Religion is an expedition each of us can, if we wish, engage in on our journey of life. It aims to search for, possibly even to find, the purpose and hence the meaning of life. As with trekking through a jungle we may learn the best way to search but we cannot learn what we have yet to discover. Even when others think they have discovered it, they cannot say for certain that they have. They are entitled to believe that they have but they cannot prove it.

It is essential that you and I should be allowed to believe what we want to believe. When it comes to persuading others to believe the same we must back off. We can tell them our beliefs but we must qualify them with the uncertainty that we do not know. And if it comes to enforcing our beliefs we must acknowledge that the very force we intend to use is a denial of the expedition we and our fellow human beings are on.

There may well be something spiritual about living creatures. I suspect it extends beyond human beings, maybe even beyond what we classify as living. I do not know that, and I am not sure if I believe it. What I do know is that I live in a world with you, that you are made in much the same way as me and that if there is a supremely important being it is you.

So when I look at you I see a spirit who I would like to share my journey and whose journey I would like to share. That’s as near as I can get to God.

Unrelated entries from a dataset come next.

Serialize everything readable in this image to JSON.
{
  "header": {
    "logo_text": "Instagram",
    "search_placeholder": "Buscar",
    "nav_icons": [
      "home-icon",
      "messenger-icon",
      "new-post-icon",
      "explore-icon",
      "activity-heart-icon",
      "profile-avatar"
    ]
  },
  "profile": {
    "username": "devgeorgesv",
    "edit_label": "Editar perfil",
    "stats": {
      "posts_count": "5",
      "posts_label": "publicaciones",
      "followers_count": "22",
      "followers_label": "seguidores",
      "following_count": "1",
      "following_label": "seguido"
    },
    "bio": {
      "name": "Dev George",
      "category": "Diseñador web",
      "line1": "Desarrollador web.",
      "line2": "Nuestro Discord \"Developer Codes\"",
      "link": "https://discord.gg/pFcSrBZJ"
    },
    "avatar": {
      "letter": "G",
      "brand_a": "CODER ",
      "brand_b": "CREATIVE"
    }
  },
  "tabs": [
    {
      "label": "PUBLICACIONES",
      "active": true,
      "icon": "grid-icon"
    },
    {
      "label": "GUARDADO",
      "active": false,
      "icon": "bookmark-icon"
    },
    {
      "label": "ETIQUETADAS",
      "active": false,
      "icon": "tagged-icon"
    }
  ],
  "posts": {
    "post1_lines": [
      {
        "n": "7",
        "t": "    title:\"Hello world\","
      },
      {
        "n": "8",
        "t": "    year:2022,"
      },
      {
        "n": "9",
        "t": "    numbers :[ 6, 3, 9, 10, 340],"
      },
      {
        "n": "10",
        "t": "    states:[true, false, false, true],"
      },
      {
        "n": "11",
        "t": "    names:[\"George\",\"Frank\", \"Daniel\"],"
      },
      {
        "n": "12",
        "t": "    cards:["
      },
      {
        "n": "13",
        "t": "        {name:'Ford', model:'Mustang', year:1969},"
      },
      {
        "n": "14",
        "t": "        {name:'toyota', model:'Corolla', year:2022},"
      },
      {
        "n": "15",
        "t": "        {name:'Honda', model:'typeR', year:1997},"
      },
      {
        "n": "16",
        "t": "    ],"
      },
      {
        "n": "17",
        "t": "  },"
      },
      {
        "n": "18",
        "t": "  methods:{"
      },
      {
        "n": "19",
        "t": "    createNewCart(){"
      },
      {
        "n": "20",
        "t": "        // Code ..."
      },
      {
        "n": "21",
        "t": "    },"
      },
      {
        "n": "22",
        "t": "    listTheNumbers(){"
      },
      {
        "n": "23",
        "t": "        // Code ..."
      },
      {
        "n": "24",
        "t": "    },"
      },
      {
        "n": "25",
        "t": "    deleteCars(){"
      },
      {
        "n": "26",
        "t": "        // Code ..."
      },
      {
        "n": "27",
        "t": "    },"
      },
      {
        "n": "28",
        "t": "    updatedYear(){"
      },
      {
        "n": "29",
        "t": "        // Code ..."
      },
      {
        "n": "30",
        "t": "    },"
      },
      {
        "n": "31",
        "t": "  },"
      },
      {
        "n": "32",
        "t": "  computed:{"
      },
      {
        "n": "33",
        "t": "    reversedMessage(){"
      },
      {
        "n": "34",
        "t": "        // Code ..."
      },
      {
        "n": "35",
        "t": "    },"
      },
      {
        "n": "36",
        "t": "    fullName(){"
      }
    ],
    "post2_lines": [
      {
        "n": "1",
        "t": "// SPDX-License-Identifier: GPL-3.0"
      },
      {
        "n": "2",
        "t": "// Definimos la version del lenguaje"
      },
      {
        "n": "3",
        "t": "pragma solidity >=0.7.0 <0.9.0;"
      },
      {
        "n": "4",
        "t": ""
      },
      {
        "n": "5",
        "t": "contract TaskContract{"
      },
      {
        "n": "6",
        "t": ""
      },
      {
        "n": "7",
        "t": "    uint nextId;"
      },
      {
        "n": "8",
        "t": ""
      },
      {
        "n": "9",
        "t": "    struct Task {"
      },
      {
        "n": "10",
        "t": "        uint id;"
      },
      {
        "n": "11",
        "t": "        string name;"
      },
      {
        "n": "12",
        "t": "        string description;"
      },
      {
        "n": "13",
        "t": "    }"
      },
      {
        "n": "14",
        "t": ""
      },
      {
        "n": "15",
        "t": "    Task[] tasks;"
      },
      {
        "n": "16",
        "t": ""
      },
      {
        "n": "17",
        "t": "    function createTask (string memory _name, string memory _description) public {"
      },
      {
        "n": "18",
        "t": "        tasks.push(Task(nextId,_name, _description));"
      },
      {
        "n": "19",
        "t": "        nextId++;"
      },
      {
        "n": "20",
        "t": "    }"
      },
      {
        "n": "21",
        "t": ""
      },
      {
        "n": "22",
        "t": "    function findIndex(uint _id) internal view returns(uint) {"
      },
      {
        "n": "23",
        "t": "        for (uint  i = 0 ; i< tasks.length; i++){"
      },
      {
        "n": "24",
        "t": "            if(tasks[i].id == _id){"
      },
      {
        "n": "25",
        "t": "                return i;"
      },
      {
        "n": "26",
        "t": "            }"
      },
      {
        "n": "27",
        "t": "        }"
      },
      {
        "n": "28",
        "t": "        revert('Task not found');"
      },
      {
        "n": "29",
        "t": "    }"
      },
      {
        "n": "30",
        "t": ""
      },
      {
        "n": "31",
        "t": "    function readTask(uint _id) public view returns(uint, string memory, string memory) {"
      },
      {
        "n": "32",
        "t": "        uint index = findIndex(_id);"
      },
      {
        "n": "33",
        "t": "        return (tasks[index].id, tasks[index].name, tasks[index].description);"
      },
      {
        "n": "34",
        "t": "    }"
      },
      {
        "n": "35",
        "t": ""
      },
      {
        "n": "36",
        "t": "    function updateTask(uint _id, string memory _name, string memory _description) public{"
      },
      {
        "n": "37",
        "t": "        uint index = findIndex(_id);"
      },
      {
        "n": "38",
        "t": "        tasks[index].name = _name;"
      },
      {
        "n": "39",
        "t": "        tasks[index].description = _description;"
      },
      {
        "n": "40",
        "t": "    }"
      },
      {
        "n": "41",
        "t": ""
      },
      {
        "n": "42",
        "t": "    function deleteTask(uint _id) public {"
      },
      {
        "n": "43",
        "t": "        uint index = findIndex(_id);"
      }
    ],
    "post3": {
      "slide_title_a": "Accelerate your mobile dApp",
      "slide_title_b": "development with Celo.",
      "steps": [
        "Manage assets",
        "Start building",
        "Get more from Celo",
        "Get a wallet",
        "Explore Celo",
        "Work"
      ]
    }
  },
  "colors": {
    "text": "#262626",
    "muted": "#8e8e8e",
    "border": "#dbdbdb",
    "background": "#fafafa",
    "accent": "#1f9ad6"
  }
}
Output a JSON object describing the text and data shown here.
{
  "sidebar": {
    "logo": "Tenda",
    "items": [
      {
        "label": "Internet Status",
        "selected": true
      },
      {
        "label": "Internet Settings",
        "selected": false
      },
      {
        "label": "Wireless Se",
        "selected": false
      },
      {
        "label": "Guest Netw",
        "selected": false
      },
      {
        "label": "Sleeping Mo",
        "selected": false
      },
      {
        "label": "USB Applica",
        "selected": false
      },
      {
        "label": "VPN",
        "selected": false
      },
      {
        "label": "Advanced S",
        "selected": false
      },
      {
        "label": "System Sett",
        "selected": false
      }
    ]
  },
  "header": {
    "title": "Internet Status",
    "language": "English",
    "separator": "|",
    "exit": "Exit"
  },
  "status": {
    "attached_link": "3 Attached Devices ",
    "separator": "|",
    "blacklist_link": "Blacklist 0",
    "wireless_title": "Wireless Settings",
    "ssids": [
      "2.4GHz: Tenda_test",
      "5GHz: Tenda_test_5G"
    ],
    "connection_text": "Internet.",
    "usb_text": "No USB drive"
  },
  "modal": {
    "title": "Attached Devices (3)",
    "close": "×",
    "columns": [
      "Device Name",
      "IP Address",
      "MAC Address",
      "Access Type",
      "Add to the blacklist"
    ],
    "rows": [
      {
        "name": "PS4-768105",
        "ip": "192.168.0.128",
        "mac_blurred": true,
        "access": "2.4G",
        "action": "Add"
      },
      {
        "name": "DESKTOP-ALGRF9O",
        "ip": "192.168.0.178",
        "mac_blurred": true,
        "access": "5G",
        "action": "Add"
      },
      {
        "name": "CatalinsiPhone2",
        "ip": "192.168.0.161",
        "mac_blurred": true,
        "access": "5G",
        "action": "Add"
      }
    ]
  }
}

A prayer is but a kind thought for others; words are not necessary, actions are – JRB